*** Supplied records Section Begins ***
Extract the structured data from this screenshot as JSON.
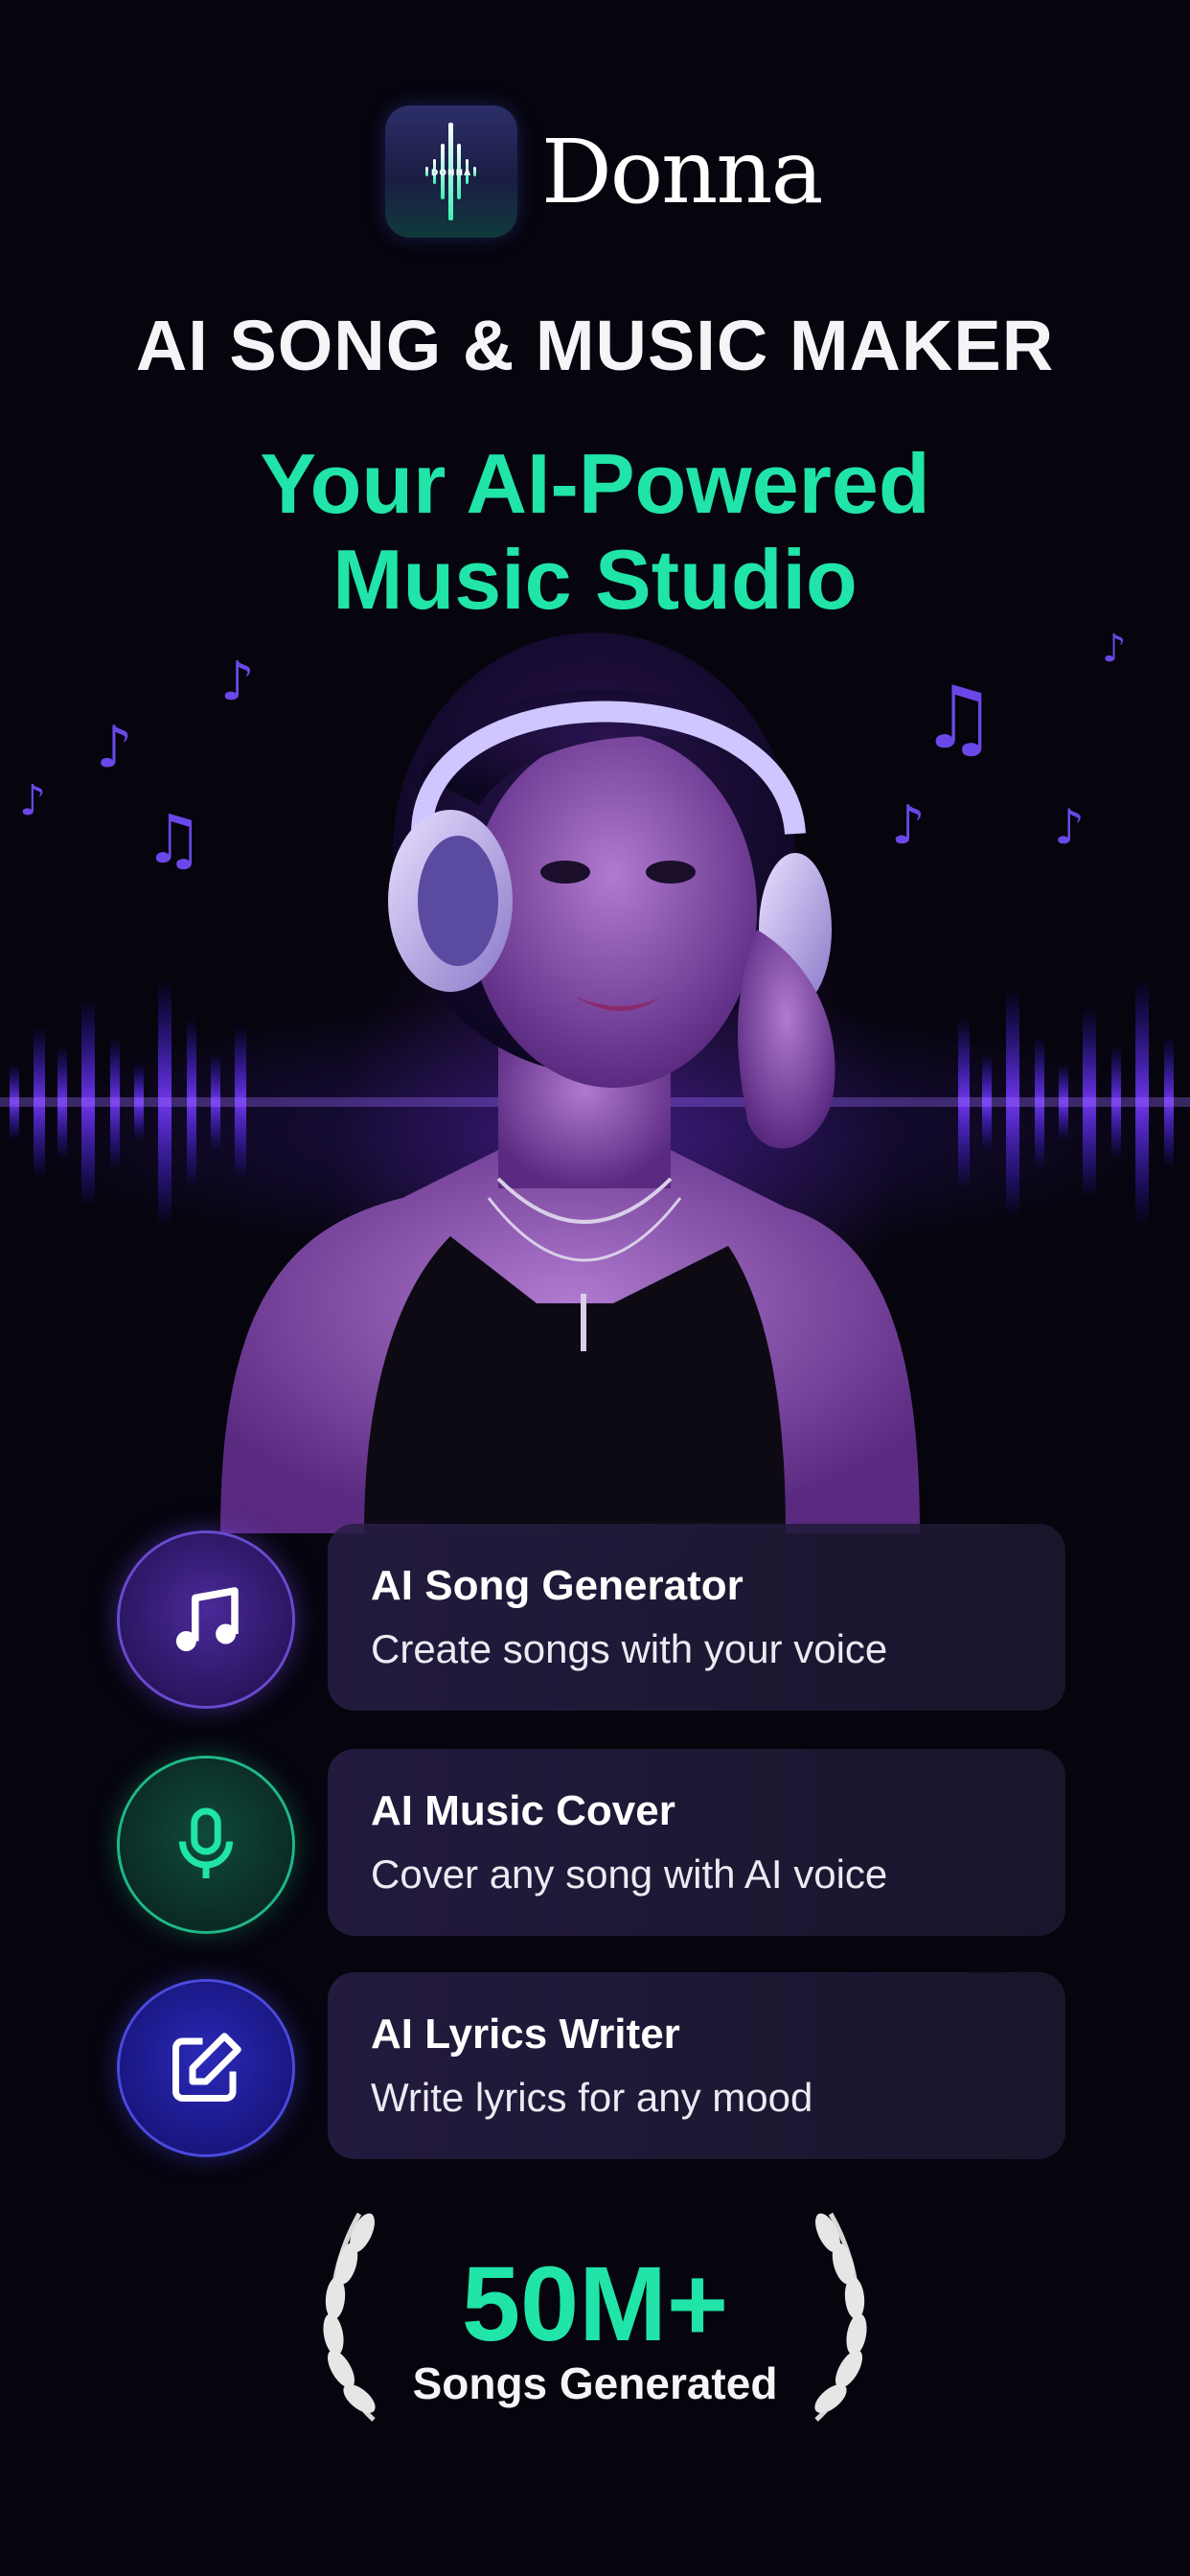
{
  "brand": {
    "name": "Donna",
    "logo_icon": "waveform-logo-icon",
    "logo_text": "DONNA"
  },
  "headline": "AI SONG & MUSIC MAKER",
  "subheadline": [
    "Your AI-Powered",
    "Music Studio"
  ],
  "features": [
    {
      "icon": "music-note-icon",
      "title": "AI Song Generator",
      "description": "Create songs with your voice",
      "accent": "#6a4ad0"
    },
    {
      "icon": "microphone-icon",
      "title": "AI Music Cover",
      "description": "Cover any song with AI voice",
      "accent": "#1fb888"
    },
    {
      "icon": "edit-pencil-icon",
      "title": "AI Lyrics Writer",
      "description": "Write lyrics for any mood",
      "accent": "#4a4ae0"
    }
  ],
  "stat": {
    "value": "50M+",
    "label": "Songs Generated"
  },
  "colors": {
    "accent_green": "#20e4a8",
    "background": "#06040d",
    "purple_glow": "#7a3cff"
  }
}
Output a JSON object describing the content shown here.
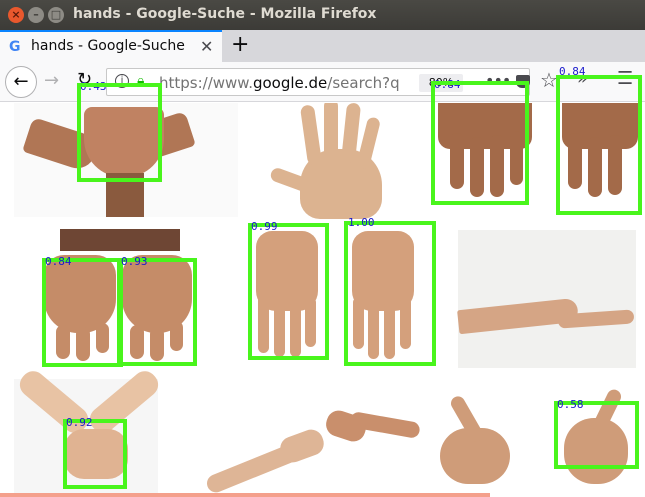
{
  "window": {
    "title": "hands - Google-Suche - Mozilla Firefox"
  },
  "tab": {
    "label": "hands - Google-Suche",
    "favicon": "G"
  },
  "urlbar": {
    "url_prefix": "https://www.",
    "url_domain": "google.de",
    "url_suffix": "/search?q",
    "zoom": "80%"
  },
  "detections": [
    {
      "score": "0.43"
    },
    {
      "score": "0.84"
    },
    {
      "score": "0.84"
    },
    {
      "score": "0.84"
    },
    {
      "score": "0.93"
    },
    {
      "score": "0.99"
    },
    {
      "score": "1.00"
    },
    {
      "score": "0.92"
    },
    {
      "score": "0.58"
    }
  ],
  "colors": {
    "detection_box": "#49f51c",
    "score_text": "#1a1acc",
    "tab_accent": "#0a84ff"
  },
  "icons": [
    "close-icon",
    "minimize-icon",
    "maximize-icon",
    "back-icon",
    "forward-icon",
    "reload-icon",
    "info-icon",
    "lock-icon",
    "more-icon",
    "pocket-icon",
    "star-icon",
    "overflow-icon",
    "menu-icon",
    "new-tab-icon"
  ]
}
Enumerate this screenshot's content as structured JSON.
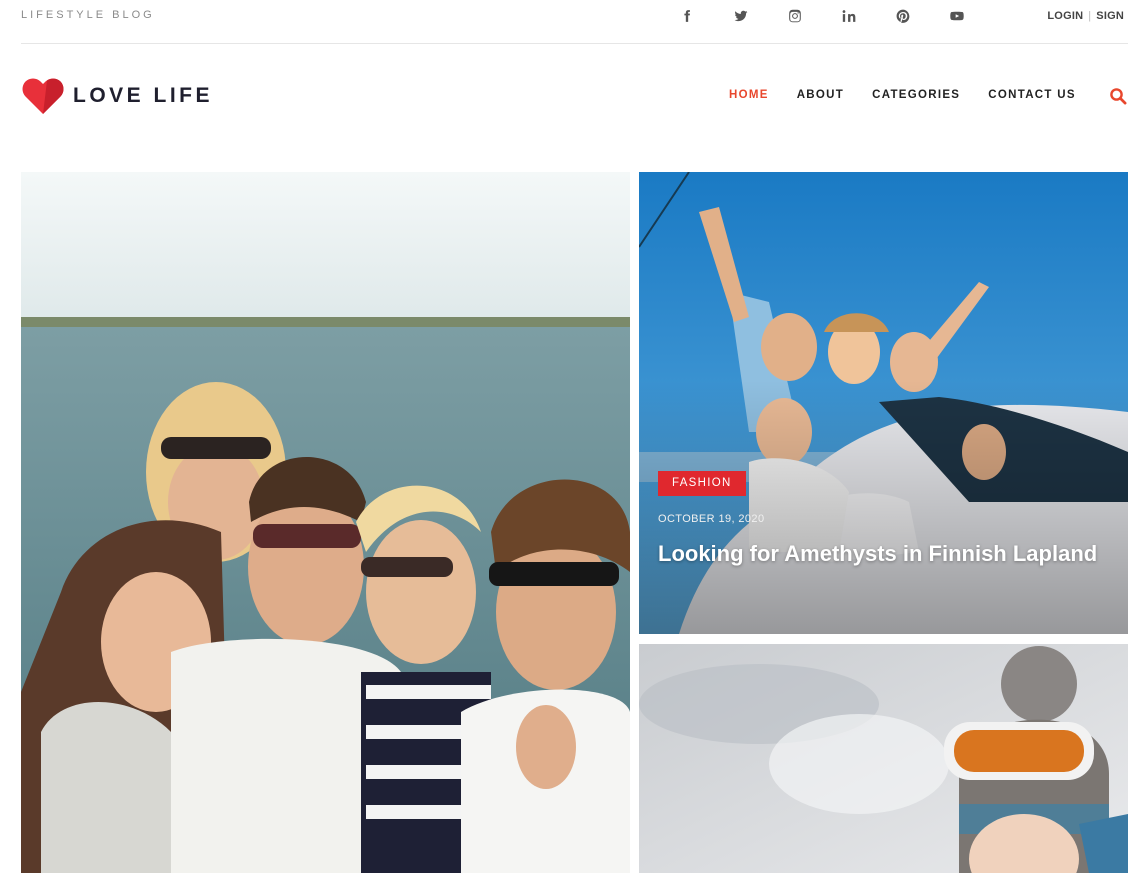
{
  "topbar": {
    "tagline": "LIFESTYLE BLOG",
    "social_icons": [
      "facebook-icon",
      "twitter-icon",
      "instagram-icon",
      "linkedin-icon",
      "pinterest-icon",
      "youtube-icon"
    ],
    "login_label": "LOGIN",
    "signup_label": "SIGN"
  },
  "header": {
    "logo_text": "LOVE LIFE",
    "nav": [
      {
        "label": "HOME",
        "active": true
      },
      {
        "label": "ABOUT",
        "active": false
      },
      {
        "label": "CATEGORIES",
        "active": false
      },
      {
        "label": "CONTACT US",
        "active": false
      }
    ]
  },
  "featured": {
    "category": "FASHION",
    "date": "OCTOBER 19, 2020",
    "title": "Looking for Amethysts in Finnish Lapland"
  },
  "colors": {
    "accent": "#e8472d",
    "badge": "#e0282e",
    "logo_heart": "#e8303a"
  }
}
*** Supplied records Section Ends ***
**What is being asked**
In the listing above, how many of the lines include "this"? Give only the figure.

**Response area**
2